In addition, your whole Central Nervous System (CNS) is designed to recruit all the appropriate muscles, in the appropriate order, to accomplish any task you intend to perform. For example, if you decide to get up from a chair to get a pen from a table, think of all the muscles and movements that need to be executed in a specific order. And, it all can be done without any cognitive thought about the movements. Of course, tennis shots are far more complex however, coaches would be wise to let a players’ body do as much as it can ‘naturally’ and then use feedback to bridge any gaps between the ‘natural’ movements and the most effective version.
Process feedback (KP) can have the detrimental effect of distracting a player from the true goal (win points). Their match performance can be inhibited by getting too focused on performing movements. They can be caught in ‘information constipation’ which freezes the natural flow of motor programs. This disadvantage can be minimized greatly by only providing feedback that will accomplish the task effectively and efficiently.
For example, potentially ineffective use of Process feedback (KP) would be a coach harping on about where a player should end their follow-through. This feedback only serves to make a player look nicer while not necessarily getting them to perform better in matches. Do players lose matches because of poorer follow-throughs than their opponents?
In contrast, a player may be having difficulty with controlling the direction of the ball in a rally to hit to the open court. The coach first checks the appropriate tactical goal. Does the player know where they want to hit it to get the desired effect on the opponent? It is determined the player wants to place the ball but is unable to do it (they are at the limit of their ‘natural’ ability). The coach then provides Process feedback to lengthen their Hitting Zone by extending their racquet with the appropriate angle towards the target longer. This will provide a better ‘margin of safety’ of the correct racquet angle. This will accomplish the task and is far different than telling a player to follow-through to a particular endpoint. The Process feedback should be about accomplishing the outcome (Tactic) not to ‘look correct’.
By understanding the differences and uses of Outcome feedback (KR) and Process feedback (KP), a coach has powerful tools to improve a player’s match play performance.
Outcome Feedback Tips:
- Increase the Outcome feedback you provide
- Provide feedback on what the ball did and the effect on the opponent
- Do drills where points are gained only if they do something to an opponent (e.g. make them hit above shoulder level, make them run to the outside of a marked area, etc.)

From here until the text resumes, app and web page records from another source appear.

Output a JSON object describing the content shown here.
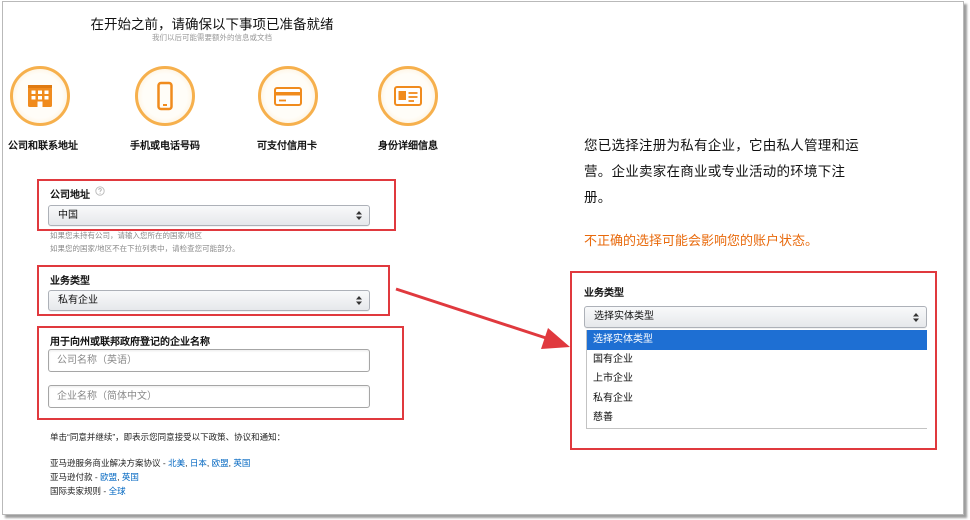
{
  "header": {
    "title": "在开始之前，请确保以下事项已准备就绪",
    "subtitle": "我们以后可能需要额外的信息或文档"
  },
  "requirements": [
    {
      "icon": "building-icon",
      "label": "公司和联系地址"
    },
    {
      "icon": "mobile-phone-icon",
      "label": "手机或电话号码"
    },
    {
      "icon": "credit-card-icon",
      "label": "可支付信用卡"
    },
    {
      "icon": "id-card-icon",
      "label": "身份详细信息"
    }
  ],
  "form": {
    "company_address": {
      "label": "公司地址",
      "help_icon": "help-circle-icon",
      "value": "中国",
      "help_lines": [
        "如果您未持有公司，请输入您所在的国家/地区",
        "如果您的国家/地区不在下拉列表中，请检查您可能部分。"
      ]
    },
    "business_type": {
      "label": "业务类型",
      "value": "私有企业"
    },
    "business_name": {
      "label": "用于向州或联邦政府登记的企业名称",
      "placeholder_en": "公司名称（英语）",
      "placeholder_zh": "企业名称（简体中文）"
    },
    "agreement_text": "单击“同意并继续”，即表示您同意接受以下政策、协议和通知：",
    "name_separator": " - ",
    "link_separator": ", ",
    "policies": [
      {
        "name": "亚马逊服务商业解决方案协议",
        "links": [
          "北美",
          "日本",
          "欧盟",
          "英国"
        ]
      },
      {
        "name": "亚马逊付款",
        "links": [
          "欧盟",
          "英国"
        ]
      },
      {
        "name": "国际卖家规则",
        "links": [
          "全球"
        ]
      }
    ]
  },
  "right_panel": {
    "description": "您已选择注册为私有企业，它由私人管理和运营。企业卖家在商业或专业活动的环境下注册。",
    "warning": "不正确的选择可能会影响您的账户状态。",
    "business_type": {
      "label": "业务类型",
      "value": "选择实体类型",
      "options": [
        "选择实体类型",
        "国有企业",
        "上市企业",
        "私有企业",
        "慈善"
      ],
      "highlighted_index": 0
    }
  },
  "colors": {
    "annotation_red": "#e0393e",
    "accent_orange": "#f08b1d",
    "ring_orange": "#f6b04d",
    "warning_orange": "#e8690b",
    "link_blue": "#0066c0",
    "highlight_blue": "#1e6fd3"
  }
}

- Take every opportunity to use targets and markers in practice to increase Outcome feedback (and help you attach Process feedback to it).
Process Feedback Tips:
- All process coaching needs to be linked to the identified outcome goals. Only give technical feedback that helps accomplish a task (tactic).
- Avoid Process feedback that only serves to make the stroke look nicer.